#### Task item:
Copy each line of the data that has "accent" in it.

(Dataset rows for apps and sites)
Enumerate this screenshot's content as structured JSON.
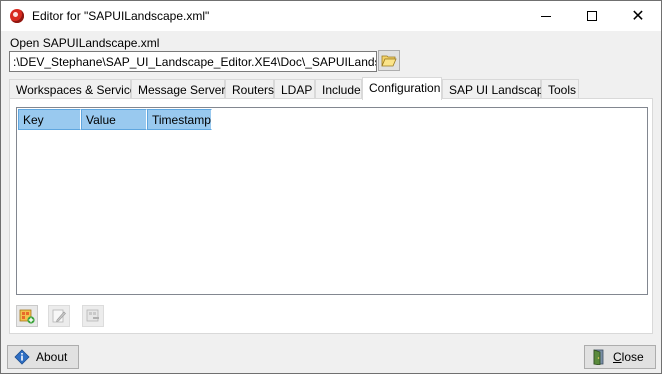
{
  "window": {
    "title": "Editor for \"SAPUILandscape.xml\"",
    "app_icon": "sap-logo-icon"
  },
  "file": {
    "open_label": "Open SAPUILandscape.xml",
    "path_value": ":\\DEV_Stephane\\SAP_UI_Landscape_Editor.XE4\\Doc\\_SAPUILandscape.xml",
    "browse_icon": "folder-open-icon"
  },
  "tabs": [
    {
      "label": "Workspaces & Services"
    },
    {
      "label": "Message Servers"
    },
    {
      "label": "Routers"
    },
    {
      "label": "LDAP"
    },
    {
      "label": "Include"
    },
    {
      "label": "Configuration"
    },
    {
      "label": "SAP UI Landscape"
    },
    {
      "label": "Tools"
    }
  ],
  "active_tab": "Configuration",
  "table": {
    "columns": [
      "Key",
      "Value",
      "Timestamp"
    ],
    "rows": []
  },
  "toolbar": {
    "add_icon": "add-entry-icon",
    "edit_icon": "edit-icon",
    "delete_icon": "delete-icon"
  },
  "footer": {
    "about_label": "About",
    "close_label": "Close"
  },
  "colors": {
    "header_selected": "#99c9ef",
    "header_border": "#5fa6df"
  }
}
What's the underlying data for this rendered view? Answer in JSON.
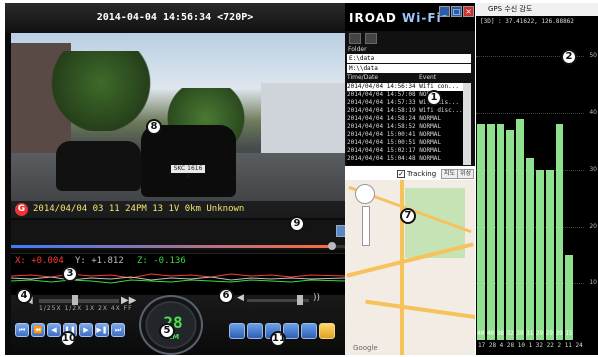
{
  "player": {
    "title": "2014-04-04 14:56:34 <720P>",
    "video_overlay": "2014/04/04 03 11 24PM 13 1V  0km Unknown",
    "plate": "SKC 1616 X",
    "seek_progress": 0.96,
    "g_logo": "G"
  },
  "graph": {
    "x_label": "X: +0.004",
    "y_label": "Y: +1.812",
    "z_label": "Z: -0.136"
  },
  "controls": {
    "speed_ticks": "1/25X  1/2X 1X  2X  4X  FF",
    "speedometer_value": "28",
    "speedometer_unit": "KM",
    "volume": 0.85,
    "speed_position": 0.45
  },
  "wifi": {
    "app_title_a": "IROAD",
    "app_title_b": "Wi-Fi",
    "folder_label": "Folder",
    "folder_1": "E:\\data",
    "folder_2": "M:\\\\data",
    "col_time": "Time/Date",
    "col_event": "Event",
    "rows": [
      {
        "time": "2014/04/04 14:56:34",
        "event": "Wifi con..."
      },
      {
        "time": "2014/04/04 14:57:08",
        "event": "NORMAL"
      },
      {
        "time": "2014/04/04 14:57:33",
        "event": "Wifi dis..."
      },
      {
        "time": "2014/04/04 14:58:19",
        "event": "Wifi disc..."
      },
      {
        "time": "2014/04/04 14:58:24",
        "event": "NORMAL"
      },
      {
        "time": "2014/04/04 14:58:52",
        "event": "NORMAL"
      },
      {
        "time": "2014/04/04 15:00:41",
        "event": "NORMAL"
      },
      {
        "time": "2014/04/04 15:00:51",
        "event": "NORMAL"
      },
      {
        "time": "2014/04/04 15:02:17",
        "event": "NORMAL"
      },
      {
        "time": "2014/04/04 15:04:48",
        "event": "NORMAL"
      }
    ]
  },
  "map": {
    "tracking_label": "Tracking",
    "btn_a": "지도",
    "btn_b": "위성",
    "google": "Google"
  },
  "gps": {
    "title": "GPS 수신 감도",
    "coord": "[3D] : 37.41622, 126.88862",
    "bottom_ids": "17 28  4  28  10  1  32  22  2  11  24",
    "y_ticks": [
      "50",
      "40",
      "30",
      "20",
      "10"
    ],
    "bars": [
      {
        "snr": "40",
        "value": 38
      },
      {
        "snr": "40",
        "value": 38
      },
      {
        "snr": "38",
        "value": 38
      },
      {
        "snr": "32",
        "value": 37
      },
      {
        "snr": "39",
        "value": 39
      },
      {
        "snr": "31",
        "value": 32
      },
      {
        "snr": "29",
        "value": 30
      },
      {
        "snr": "29",
        "value": 30
      },
      {
        "snr": "39",
        "value": 38
      },
      {
        "snr": "15",
        "value": 15
      },
      {
        "snr": "",
        "value": 0
      }
    ],
    "y_max": 55
  },
  "markers": [
    "1",
    "2",
    "3",
    "4",
    "5",
    "6",
    "7",
    "8",
    "9",
    "10",
    "11"
  ],
  "colors": {
    "gps_bar": "#8fe08f",
    "accent": "#3d6fc6",
    "speedo": "#49e24f"
  },
  "chart_data": {
    "type": "bar",
    "title": "GPS 수신 감도",
    "categories": [
      "17",
      "28",
      "4",
      "28",
      "10",
      "1",
      "32",
      "22",
      "2",
      "11",
      "24"
    ],
    "values": [
      38,
      38,
      38,
      37,
      39,
      32,
      30,
      30,
      38,
      15,
      0
    ],
    "ylim": [
      0,
      55
    ],
    "bar_labels": [
      "40",
      "40",
      "38",
      "32",
      "39",
      "31",
      "29",
      "29",
      "39",
      "15",
      ""
    ]
  }
}
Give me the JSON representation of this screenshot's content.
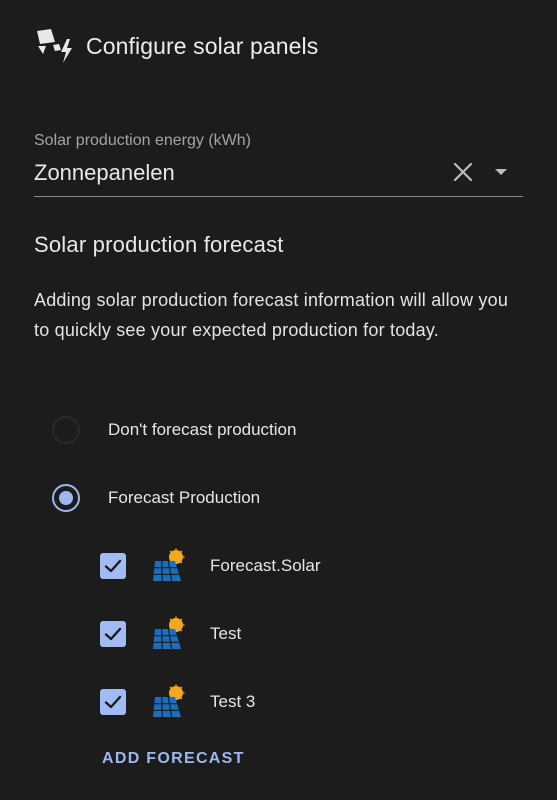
{
  "dialog": {
    "title": "Configure solar panels",
    "icon": "solar-power-icon"
  },
  "energy_select": {
    "label": "Solar production energy (kWh)",
    "value": "Zonnepanelen"
  },
  "forecast_section": {
    "title": "Solar production forecast",
    "description": "Adding solar production forecast information will allow you to quickly see your expected production for today."
  },
  "radio_options": [
    {
      "label": "Don't forecast production",
      "checked": false
    },
    {
      "label": "Forecast Production",
      "checked": true
    }
  ],
  "forecasts": [
    {
      "label": "Forecast.Solar",
      "checked": true,
      "icon": "solar-panel-icon"
    },
    {
      "label": "Test",
      "checked": true,
      "icon": "solar-panel-icon"
    },
    {
      "label": "Test 3",
      "checked": true,
      "icon": "solar-panel-icon"
    }
  ],
  "add_forecast_label": "ADD FORECAST",
  "colors": {
    "background": "#1c1c1c",
    "accent": "#9db8f0",
    "text": "#e6e6e6",
    "muted": "#a4a4a4"
  }
}
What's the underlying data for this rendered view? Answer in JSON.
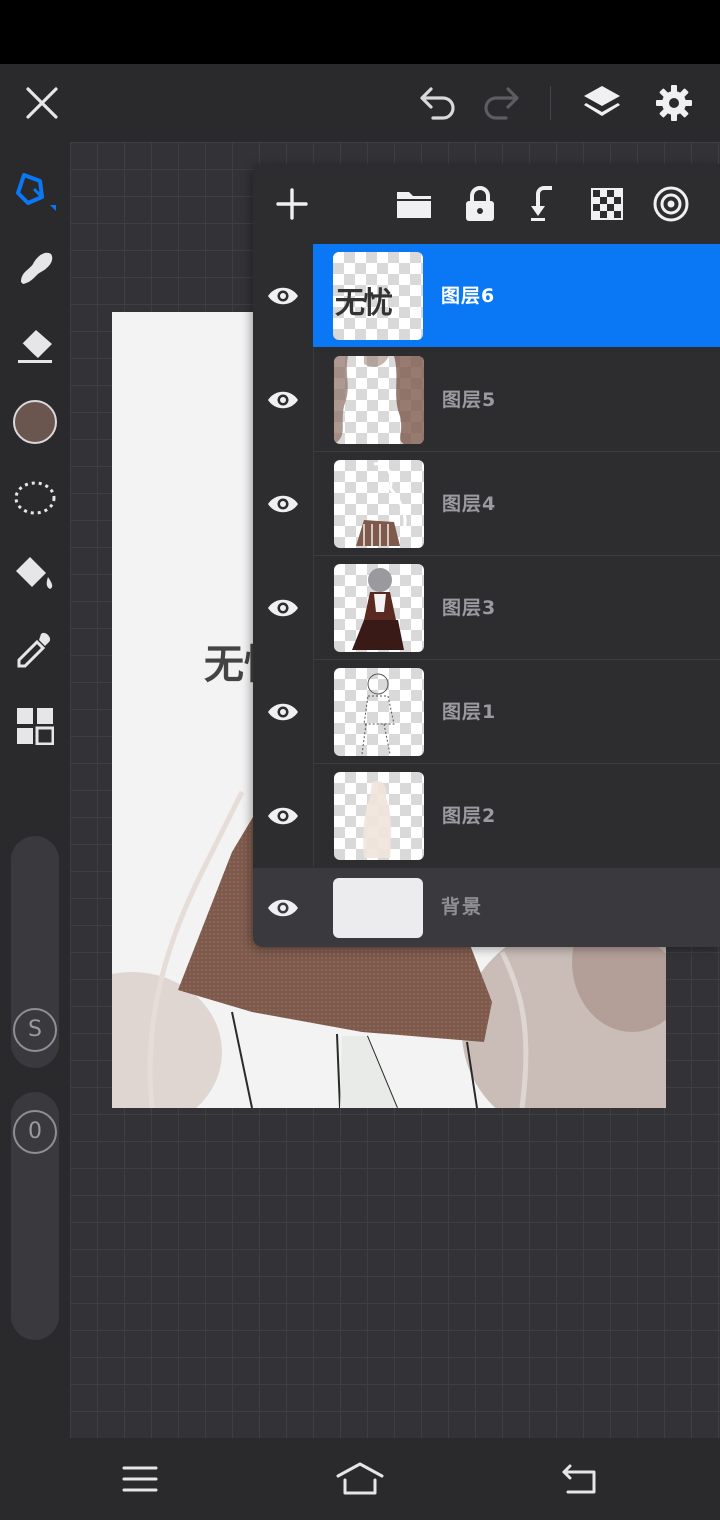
{
  "layers": [
    {
      "name": "图层6",
      "selected": true
    },
    {
      "name": "图层5",
      "selected": false
    },
    {
      "name": "图层4",
      "selected": false
    },
    {
      "name": "图层3",
      "selected": false
    },
    {
      "name": "图层1",
      "selected": false
    },
    {
      "name": "图层2",
      "selected": false
    }
  ],
  "background_layer": {
    "name": "背景"
  },
  "sliders": {
    "size_label": "S",
    "opacity_label": "0"
  },
  "artwork_text": "无忧",
  "thumb_text": "无忧",
  "colors": {
    "accent": "#0a78f5",
    "current_color": "#6b564f",
    "toolbar": "#2a2a2c",
    "panel": "#2d2d30"
  },
  "icons": {
    "topbar": [
      "close-icon",
      "undo-icon",
      "redo-icon",
      "layers-icon",
      "settings-icon"
    ],
    "tools": [
      "brush-icon",
      "smudge-icon",
      "eraser-icon",
      "color-swatch",
      "lasso-icon",
      "fill-bucket-icon",
      "eyedropper-icon",
      "grid-icon"
    ],
    "layers_toolbar": [
      "add-layer-icon",
      "folder-icon",
      "lock-icon",
      "merge-down-icon",
      "alpha-lock-icon",
      "blend-mode-icon"
    ],
    "nav": [
      "menu-icon",
      "home-icon",
      "back-icon"
    ]
  }
}
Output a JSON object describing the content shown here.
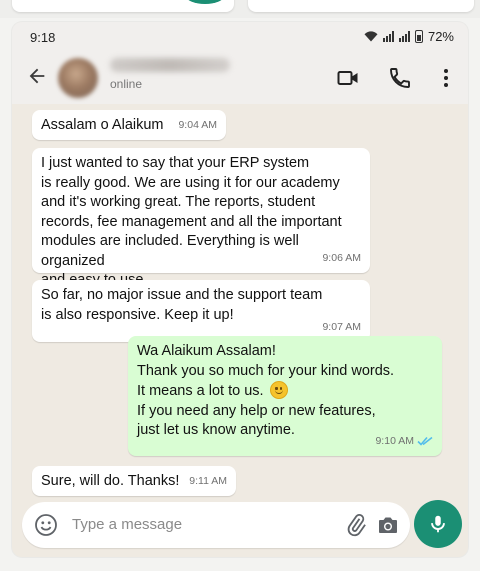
{
  "status_bar": {
    "time": "9:18",
    "battery": "72%"
  },
  "header": {
    "contact_status": "online"
  },
  "messages": [
    {
      "dir": "in",
      "text": "Assalam o Alaikum",
      "time": "9:04 AM"
    },
    {
      "dir": "in",
      "text": "I just wanted to say that your ERP system\nis really good. We are using it for our academy\nand it's working great. The reports, student\nrecords, fee management and all the important\nmodules are included. Everything is well organized\nand easy to use.",
      "time": "9:06 AM"
    },
    {
      "dir": "in",
      "text": "So far, no major issue and the support team\nis also responsive. Keep it up!",
      "time": "9:07 AM"
    },
    {
      "dir": "out",
      "line1": "Wa Alaikum Assalam!",
      "line2": "Thank you so much for your kind words.",
      "line3": "It means a lot to us.",
      "line4": "If you need any help or new features,",
      "line5": "just let us know anytime.",
      "time": "9:10 AM",
      "emoji": "smiling-face"
    },
    {
      "dir": "in",
      "text": "Sure, will do. Thanks!",
      "time": "9:11 AM"
    }
  ],
  "composer": {
    "placeholder": "Type a message"
  },
  "colors": {
    "accent": "#1b8f74",
    "outgoing_bubble": "#d9fdd3",
    "chat_background": "#efeae2",
    "read_ticks": "#53bdeb"
  }
}
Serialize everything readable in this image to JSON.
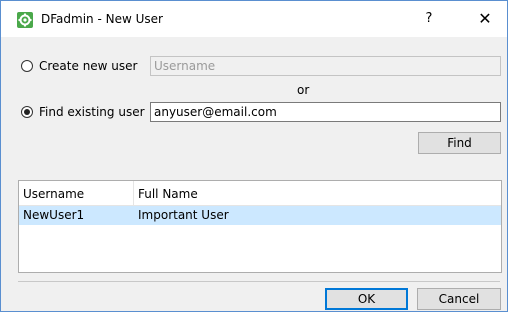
{
  "window": {
    "title": "DFadmin - New User",
    "help_label": "?",
    "close_label": "✕"
  },
  "create_option": {
    "label": "Create new user",
    "selected": false,
    "username_placeholder": "Username",
    "username_value": ""
  },
  "or_label": "or",
  "find_option": {
    "label": "Find existing user",
    "selected": true,
    "search_value": "anyuser@email.com"
  },
  "find_button_label": "Find",
  "results_table": {
    "columns": [
      "Username",
      "Full Name"
    ],
    "sort_indicator": "^",
    "rows": [
      {
        "username": "NewUser1",
        "full_name": "Important User",
        "selected": true
      }
    ]
  },
  "footer": {
    "ok_label": "OK",
    "cancel_label": "Cancel"
  },
  "colors": {
    "selection": "#cce8ff",
    "accent": "#0078d7",
    "window_border": "#5a8fd0",
    "dialog_bg": "#f0f0f0",
    "app_icon_green": "#4aa84a"
  },
  "icons": {
    "app": "gear-icon",
    "close": "close-icon",
    "sort": "sort-ascending-icon"
  }
}
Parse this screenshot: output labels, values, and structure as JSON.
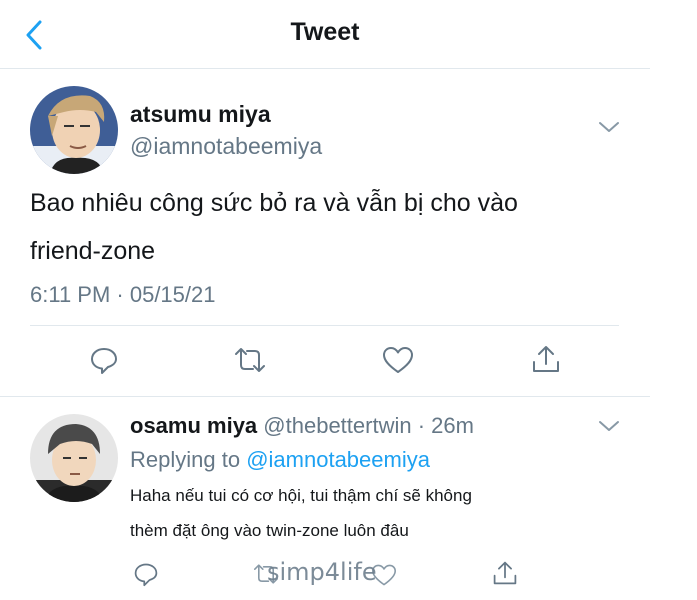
{
  "header": {
    "title": "Tweet"
  },
  "tweet": {
    "author_name": "atsumu miya",
    "author_handle": "@iamnotabeemiya",
    "text_line1": "Bao nhiêu công sức bỏ ra và vẫn bị cho vào",
    "text_line2": "friend-zone",
    "timestamp": "6:11 PM · 05/15/21"
  },
  "reply": {
    "author_name": "osamu miya",
    "author_handle": "@thebettertwin",
    "age": "· 26m",
    "replying_to_label": "Replying to",
    "replying_to_handle": "@iamnotabeemiya",
    "text_line1": "Haha nếu tui có cơ hội, tui thậm chí sẽ không",
    "text_line2": "thèm đặt ông vào twin-zone luôn đâu"
  },
  "watermark": "simp4life",
  "icons": {
    "back": "chevron-left-icon",
    "more": "chevron-down-icon",
    "reply": "reply-icon",
    "retweet": "retweet-icon",
    "like": "heart-icon",
    "share": "share-icon"
  },
  "colors": {
    "accent": "#1da1f2",
    "text": "#14171a",
    "muted": "#657786",
    "divider": "#e1e8ed"
  }
}
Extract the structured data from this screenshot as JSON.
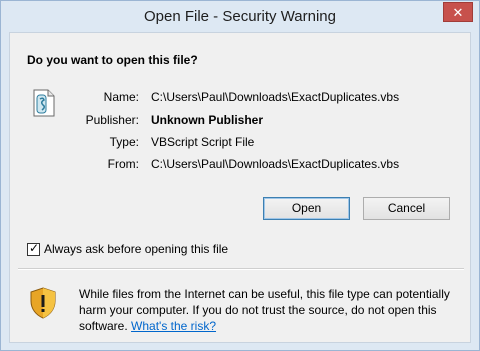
{
  "window": {
    "title": "Open File - Security Warning",
    "close_glyph": "✕"
  },
  "dialog": {
    "question": "Do you want to open this file?",
    "fields": [
      {
        "label": "Name:",
        "value": "C:\\Users\\Paul\\Downloads\\ExactDuplicates.vbs"
      },
      {
        "label": "Publisher:",
        "value": "Unknown Publisher"
      },
      {
        "label": "Type:",
        "value": "VBScript Script File"
      },
      {
        "label": "From:",
        "value": "C:\\Users\\Paul\\Downloads\\ExactDuplicates.vbs"
      }
    ],
    "open_label": "Open",
    "cancel_label": "Cancel",
    "always_ask_label": "Always ask before opening this file",
    "always_ask_checked": true,
    "warning_text": "While files from the Internet can be useful, this file type can potentially harm your computer. If you do not trust the source, do not open this software.",
    "risk_link": "What's the risk?"
  },
  "icons": {
    "file": "vbscript-file-icon",
    "shield": "security-shield-icon"
  }
}
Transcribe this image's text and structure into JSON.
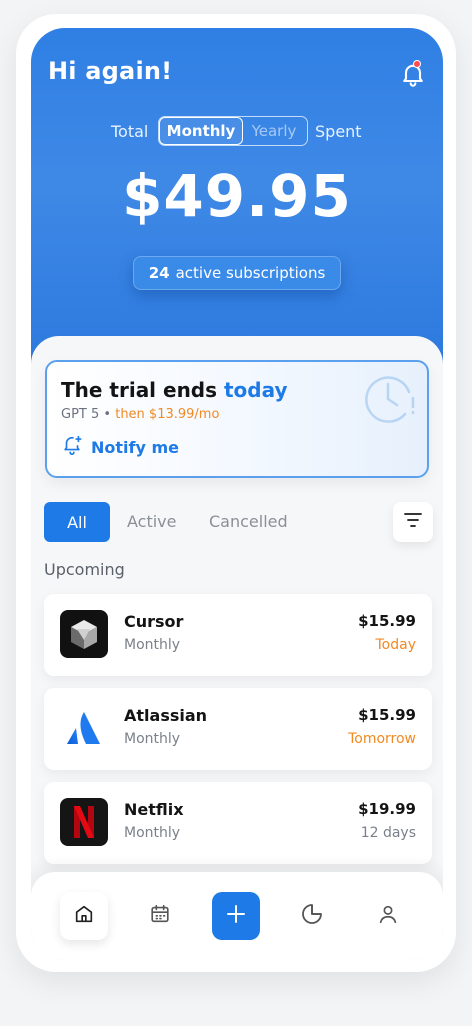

#### Solution to this task:
    "accent": "#3d6fc6",
    "accent": "#9db8f0",
    "accent": "#0a78f5",
    "accent": "#1b8f74",
    "accent": "#0078d7",
    "accent": "#1da1f2",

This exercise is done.